There is the deep and growing economic and political marginalization of northern Nigerians, who happen to be mostly Muslim. There is the ever-worsening Nigerian government’s corruption and incompetence, which has included a military response to Boko Haram so heavy-handed and fumbled that it has killed and alienated a number of Nigerians who might otherwise be allies against the terrorist group. There are multiple, overlapping cycles of violence and distrust and resentment.
Then there was this:
Nigerian security forces, in their campaign against Boko Haram, have actually been detaining (some might say kidnapping) the family members of Boko Haram fighters since 2011. The family members, often women or girls, are not accused of crimes, but held for what appears to be simple leverage (some might say ransom). Of course this does not excuse Boko Haram for adopting the same tactic, but it helps shed some light on why the group might see this as a valid way to fight the government it so hates.
More than 200 of the girls remain missing, and while the Nigerian government has concluded an investigation into the incident, they won’t release its findings to the public. Meanwhile, Hayes Brown passes along the news of what looks like another mass kidnapping of women and children:
Militants reportedly attacked the village of Kummabza, located in Nigeria’s northeast Borno State, over the weekend, abducting more than 60 women and girls, as well as 30 boys. Local police have yet to confirm that the kidnappings took place and journalists have yet to independently verify the story on the ground. “Sources from the villages where the victims were taken, however, insisted that the victims included young girls and babies,” Nigeria’sPremium Times reported. Though no group has taken credit for the attack, fingers are being pointed at Boko Haram, the group who launched the kidnapping in neighboring Chibok in April.

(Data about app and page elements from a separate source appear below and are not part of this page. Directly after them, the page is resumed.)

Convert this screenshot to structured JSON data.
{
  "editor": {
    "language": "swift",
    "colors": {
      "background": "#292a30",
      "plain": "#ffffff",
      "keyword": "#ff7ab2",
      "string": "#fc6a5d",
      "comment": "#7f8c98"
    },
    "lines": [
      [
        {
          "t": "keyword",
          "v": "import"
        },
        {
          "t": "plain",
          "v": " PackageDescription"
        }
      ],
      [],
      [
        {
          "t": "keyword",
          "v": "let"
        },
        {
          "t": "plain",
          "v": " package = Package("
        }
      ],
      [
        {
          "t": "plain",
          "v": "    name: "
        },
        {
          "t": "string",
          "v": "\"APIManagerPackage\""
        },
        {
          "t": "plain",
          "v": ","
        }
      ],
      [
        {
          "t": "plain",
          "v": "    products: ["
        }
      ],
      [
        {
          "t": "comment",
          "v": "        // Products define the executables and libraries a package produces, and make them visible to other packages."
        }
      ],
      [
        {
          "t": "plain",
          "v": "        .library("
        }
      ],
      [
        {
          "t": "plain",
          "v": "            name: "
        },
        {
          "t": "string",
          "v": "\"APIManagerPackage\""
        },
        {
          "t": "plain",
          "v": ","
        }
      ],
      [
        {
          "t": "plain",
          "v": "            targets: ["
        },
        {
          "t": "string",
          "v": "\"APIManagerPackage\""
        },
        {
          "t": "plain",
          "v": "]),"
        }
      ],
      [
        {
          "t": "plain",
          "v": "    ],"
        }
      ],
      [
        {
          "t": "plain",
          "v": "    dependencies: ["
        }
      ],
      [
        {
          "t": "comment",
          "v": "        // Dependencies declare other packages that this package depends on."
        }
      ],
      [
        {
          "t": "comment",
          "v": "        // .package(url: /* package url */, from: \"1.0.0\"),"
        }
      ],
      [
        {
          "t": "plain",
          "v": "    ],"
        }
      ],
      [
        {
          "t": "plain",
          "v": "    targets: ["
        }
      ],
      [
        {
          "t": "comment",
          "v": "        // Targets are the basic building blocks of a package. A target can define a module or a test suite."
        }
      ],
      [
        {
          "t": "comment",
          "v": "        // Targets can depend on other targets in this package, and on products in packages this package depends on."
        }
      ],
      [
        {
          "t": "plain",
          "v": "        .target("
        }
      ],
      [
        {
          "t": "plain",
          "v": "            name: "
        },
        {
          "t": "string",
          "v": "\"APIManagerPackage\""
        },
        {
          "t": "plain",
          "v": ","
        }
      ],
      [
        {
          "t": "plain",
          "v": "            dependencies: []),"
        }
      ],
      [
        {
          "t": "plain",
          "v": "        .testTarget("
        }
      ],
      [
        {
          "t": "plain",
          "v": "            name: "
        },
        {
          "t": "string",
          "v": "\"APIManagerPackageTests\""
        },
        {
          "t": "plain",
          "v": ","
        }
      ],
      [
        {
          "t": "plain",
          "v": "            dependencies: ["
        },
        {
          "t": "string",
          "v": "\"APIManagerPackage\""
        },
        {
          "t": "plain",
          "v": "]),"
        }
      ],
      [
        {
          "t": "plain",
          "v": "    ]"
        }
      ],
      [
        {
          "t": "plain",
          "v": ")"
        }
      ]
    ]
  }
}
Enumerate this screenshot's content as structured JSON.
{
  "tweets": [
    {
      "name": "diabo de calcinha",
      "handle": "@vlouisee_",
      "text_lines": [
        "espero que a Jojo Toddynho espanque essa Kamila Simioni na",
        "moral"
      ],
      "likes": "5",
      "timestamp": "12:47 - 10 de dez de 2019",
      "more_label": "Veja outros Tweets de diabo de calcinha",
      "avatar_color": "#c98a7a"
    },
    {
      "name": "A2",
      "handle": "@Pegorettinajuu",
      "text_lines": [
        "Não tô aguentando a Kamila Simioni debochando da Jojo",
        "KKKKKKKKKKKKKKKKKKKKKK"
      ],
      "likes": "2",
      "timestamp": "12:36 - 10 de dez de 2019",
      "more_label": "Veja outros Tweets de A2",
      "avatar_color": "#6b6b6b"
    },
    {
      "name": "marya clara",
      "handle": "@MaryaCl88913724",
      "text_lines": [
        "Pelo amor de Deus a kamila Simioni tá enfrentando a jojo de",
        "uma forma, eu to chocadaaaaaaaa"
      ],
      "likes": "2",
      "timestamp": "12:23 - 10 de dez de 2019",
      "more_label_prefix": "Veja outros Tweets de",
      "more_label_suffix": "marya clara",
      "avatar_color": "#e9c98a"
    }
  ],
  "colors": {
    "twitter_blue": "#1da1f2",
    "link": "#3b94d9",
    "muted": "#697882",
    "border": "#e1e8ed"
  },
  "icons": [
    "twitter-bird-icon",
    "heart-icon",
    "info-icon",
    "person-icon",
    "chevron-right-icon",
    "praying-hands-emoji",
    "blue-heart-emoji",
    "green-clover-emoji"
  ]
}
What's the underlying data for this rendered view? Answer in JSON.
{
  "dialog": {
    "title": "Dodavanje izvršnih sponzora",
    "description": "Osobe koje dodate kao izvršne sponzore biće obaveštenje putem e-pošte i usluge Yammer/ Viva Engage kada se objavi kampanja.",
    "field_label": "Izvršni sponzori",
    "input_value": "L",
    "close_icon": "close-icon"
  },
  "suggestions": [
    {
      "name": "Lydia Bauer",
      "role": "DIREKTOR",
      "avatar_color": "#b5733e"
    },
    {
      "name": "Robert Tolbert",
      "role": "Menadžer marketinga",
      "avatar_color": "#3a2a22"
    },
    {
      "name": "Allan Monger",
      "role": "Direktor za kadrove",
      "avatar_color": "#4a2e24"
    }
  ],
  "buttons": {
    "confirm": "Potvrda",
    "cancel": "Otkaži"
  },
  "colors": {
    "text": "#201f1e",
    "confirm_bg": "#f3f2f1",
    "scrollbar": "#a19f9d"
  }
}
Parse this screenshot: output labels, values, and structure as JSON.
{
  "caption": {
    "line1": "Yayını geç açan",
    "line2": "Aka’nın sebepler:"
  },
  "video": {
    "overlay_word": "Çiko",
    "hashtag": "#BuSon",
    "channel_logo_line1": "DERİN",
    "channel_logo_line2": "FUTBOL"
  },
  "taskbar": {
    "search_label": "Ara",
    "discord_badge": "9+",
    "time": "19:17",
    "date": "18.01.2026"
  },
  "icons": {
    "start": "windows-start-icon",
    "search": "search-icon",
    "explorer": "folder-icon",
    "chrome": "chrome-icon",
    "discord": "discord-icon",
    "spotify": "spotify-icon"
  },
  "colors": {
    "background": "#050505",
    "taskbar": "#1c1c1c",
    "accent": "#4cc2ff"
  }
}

As was the case in April, the lack of clarity on the ground and independent verification is leading to confusion over just who went missing and when.
via bunker. the final pane is perfect.
Getting back to basics today. Lately I’ve been focusing solely on science news stories and neglecting some of the cool basic science of our everyday lives. I decided to start with atmospheric pressure because it influences so much without us ever realizing it.
We don’t normally think of air as having any weight, but it does. The weight of our atmosphere is 14.7 pounds per square inch. We don’t feel that weight because our bodies are generally in equillibrium with the outside (more on this a little later). But the buddy we didn’t know we had is always looking for a difference in pressure to exert some force. Over the next couple of comics I’ll touch upon some other pressure-related phenomena, but for today you get drinking straws!
The misconception is that, when you drink through a straw, you’re sucking liquid through the straw and into your mouth. What’s really happening is that you’re creating a difference of air pressure inside your mouth, which is equalized by liquid flowing in. It all goes back to breathing, where your diaphragm (a muscle stretched across your rib cage) contracts, increasing the volume of your chest cavity, and the void is filled by air rushing into your lungs.
“Maki, in the comic you said that you can’t drink from a sealed container. Then what is this?”
Pouches like this still work because the container itself is deformed by the surrounding air pressure pushing on it, and subsequently pushing the liquid out. But we’ll talk more about the crushing power of our own atmosphere in another comic.
Each Saturday Morning here at Adafruit is Saturday Morning Cartoons! Be sure to check our cartoon and animated posts both nostalgic and new that inspire makers of all ages! You’ll find how-tos for young makers, approaches to learning about science and engineering, and all sorts of comic strip and animated Saturday Morning fun! Be sure to check out our Adafruit products featuring comic book art while you’re at it!